***** Provided records *****

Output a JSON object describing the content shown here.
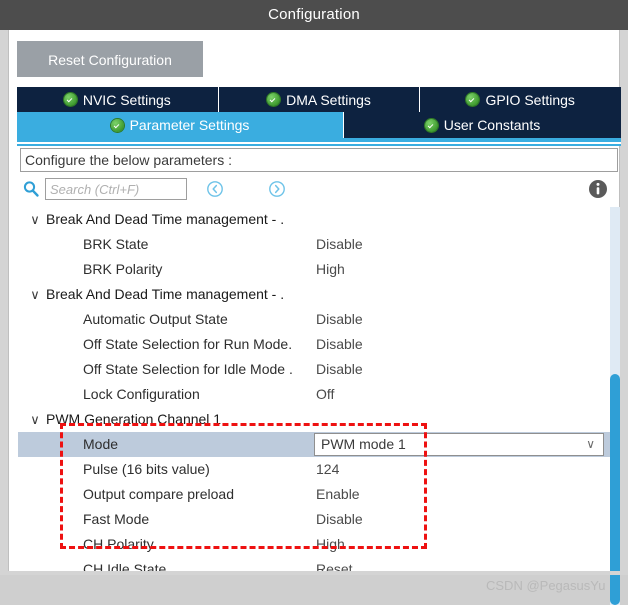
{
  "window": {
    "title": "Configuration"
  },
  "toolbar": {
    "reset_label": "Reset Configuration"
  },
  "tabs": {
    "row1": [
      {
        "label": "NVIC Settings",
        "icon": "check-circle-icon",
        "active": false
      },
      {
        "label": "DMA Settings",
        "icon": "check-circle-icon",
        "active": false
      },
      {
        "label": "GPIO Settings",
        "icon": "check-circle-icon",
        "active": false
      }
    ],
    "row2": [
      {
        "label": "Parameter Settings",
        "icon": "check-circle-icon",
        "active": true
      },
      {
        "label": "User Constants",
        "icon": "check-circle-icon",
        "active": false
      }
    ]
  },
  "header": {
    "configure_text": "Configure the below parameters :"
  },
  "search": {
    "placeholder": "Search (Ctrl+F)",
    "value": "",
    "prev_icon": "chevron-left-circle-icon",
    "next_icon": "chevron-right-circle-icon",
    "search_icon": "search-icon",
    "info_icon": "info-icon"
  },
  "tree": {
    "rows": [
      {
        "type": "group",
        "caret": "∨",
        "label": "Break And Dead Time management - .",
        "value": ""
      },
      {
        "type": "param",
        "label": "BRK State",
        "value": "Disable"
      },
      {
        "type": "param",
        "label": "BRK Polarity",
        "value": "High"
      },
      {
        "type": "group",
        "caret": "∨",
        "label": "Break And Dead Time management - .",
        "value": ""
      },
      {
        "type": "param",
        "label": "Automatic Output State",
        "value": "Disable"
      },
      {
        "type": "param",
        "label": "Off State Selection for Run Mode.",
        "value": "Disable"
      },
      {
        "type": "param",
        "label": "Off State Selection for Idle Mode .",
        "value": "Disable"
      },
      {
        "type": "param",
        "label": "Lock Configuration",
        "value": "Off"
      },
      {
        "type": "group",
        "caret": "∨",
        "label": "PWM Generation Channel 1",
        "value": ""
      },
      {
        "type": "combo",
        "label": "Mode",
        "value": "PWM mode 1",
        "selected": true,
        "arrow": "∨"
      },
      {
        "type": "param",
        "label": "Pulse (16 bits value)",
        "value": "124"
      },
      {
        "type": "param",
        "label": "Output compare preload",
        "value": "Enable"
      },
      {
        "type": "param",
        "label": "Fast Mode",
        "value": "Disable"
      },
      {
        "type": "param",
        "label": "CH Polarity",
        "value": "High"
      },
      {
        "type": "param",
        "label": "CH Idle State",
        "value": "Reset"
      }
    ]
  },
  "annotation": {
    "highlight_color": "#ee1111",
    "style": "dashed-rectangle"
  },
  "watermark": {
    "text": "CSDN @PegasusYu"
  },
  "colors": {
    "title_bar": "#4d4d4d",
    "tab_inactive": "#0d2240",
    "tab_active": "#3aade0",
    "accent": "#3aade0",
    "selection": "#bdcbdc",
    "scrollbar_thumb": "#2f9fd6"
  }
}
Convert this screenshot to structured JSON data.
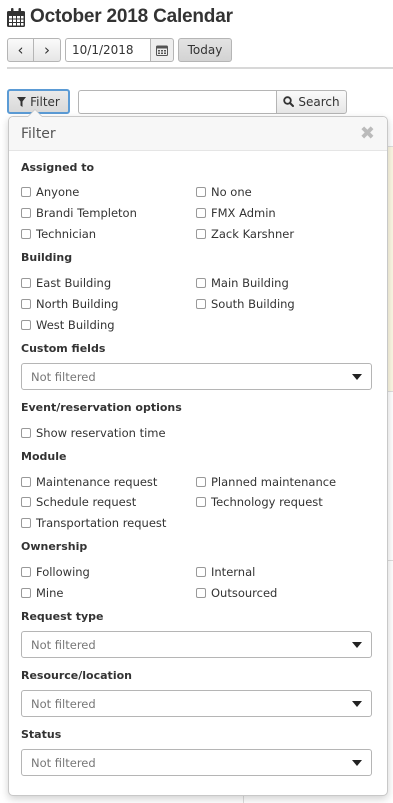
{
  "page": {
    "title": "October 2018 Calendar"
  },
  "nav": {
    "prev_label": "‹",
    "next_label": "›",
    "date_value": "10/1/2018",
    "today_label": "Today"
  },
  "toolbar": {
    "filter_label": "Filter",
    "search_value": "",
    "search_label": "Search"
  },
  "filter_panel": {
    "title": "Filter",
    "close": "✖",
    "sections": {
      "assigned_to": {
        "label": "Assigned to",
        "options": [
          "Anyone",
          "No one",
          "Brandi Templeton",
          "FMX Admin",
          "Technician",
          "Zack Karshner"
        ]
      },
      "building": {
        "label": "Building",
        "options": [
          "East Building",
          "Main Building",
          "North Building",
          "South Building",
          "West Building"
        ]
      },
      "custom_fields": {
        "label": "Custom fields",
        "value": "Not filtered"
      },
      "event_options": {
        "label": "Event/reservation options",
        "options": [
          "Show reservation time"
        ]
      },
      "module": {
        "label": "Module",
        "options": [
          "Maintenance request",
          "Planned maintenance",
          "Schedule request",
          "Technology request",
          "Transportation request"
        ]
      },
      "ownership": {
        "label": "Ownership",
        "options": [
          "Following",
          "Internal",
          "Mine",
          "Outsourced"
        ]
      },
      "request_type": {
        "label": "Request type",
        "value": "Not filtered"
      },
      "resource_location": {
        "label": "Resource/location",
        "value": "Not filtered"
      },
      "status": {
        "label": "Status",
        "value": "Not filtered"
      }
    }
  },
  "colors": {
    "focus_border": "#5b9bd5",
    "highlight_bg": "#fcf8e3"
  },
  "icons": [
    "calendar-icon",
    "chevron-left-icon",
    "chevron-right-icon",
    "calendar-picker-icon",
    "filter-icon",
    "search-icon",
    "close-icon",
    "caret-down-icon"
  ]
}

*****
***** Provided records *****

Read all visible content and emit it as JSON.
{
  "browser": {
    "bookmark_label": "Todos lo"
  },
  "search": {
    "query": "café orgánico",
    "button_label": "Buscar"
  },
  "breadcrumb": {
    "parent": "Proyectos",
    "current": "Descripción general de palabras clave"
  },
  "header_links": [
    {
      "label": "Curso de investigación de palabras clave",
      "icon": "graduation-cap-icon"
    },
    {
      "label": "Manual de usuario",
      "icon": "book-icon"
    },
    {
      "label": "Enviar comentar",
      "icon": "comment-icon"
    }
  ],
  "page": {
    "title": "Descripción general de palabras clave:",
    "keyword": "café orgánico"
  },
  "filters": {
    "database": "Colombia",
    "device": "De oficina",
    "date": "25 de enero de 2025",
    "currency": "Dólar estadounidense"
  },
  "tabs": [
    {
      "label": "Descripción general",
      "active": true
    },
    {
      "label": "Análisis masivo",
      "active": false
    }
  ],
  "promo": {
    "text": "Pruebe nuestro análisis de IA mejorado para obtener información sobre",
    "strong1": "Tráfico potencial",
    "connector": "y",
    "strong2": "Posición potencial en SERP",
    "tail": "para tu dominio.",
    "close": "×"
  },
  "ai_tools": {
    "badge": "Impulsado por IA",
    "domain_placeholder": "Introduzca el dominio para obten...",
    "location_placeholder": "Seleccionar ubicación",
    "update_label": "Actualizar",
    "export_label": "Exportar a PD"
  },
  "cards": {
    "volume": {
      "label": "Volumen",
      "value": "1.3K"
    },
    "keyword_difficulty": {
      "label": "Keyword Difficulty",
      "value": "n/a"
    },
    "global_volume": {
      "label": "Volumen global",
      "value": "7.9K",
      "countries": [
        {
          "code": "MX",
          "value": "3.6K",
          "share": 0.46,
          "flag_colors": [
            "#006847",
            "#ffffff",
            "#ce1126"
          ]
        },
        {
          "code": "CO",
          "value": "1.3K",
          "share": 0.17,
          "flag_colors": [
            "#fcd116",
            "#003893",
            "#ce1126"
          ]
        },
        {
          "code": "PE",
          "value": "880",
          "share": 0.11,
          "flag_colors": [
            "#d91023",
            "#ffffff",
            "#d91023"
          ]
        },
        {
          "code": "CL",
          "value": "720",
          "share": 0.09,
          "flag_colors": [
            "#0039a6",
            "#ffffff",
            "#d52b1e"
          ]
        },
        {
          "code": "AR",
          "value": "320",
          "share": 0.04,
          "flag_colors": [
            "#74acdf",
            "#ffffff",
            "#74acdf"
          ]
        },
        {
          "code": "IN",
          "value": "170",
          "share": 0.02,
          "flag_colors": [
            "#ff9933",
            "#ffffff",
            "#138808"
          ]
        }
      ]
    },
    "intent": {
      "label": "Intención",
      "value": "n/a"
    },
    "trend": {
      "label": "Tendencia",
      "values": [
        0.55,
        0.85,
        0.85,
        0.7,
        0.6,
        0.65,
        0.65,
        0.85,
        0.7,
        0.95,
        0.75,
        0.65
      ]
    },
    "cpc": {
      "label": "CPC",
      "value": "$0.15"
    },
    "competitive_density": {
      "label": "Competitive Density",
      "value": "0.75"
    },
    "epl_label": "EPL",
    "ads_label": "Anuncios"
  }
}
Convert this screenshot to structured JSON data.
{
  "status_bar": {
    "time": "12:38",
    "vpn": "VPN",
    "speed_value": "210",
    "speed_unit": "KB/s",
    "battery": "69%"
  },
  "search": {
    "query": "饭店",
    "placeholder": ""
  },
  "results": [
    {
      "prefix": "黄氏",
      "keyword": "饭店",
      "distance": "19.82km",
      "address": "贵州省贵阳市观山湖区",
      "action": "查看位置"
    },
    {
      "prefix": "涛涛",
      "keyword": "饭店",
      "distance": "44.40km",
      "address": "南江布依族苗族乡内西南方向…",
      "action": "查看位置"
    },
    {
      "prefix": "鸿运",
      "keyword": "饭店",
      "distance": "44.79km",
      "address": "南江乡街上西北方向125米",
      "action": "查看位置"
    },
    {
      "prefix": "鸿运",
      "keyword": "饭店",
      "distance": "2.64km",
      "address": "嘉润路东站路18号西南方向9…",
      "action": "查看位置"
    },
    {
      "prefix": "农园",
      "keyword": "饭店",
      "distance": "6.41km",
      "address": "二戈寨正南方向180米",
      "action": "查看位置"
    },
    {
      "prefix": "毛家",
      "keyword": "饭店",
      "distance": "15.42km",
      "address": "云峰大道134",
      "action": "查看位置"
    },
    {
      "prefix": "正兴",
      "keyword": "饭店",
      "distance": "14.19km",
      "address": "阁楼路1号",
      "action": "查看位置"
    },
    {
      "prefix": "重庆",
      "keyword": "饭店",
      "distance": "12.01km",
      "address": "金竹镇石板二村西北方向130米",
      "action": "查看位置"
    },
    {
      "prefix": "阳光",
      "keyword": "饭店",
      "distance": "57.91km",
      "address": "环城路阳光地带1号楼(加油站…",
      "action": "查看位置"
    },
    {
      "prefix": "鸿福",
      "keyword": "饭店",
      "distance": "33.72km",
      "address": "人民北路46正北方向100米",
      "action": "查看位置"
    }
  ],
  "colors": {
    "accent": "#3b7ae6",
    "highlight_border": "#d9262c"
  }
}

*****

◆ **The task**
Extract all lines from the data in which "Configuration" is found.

◆ **Response**
    "title": "Configuration"
    "reset_label": "Reset Configuration"
        "label": "Lock Configuration",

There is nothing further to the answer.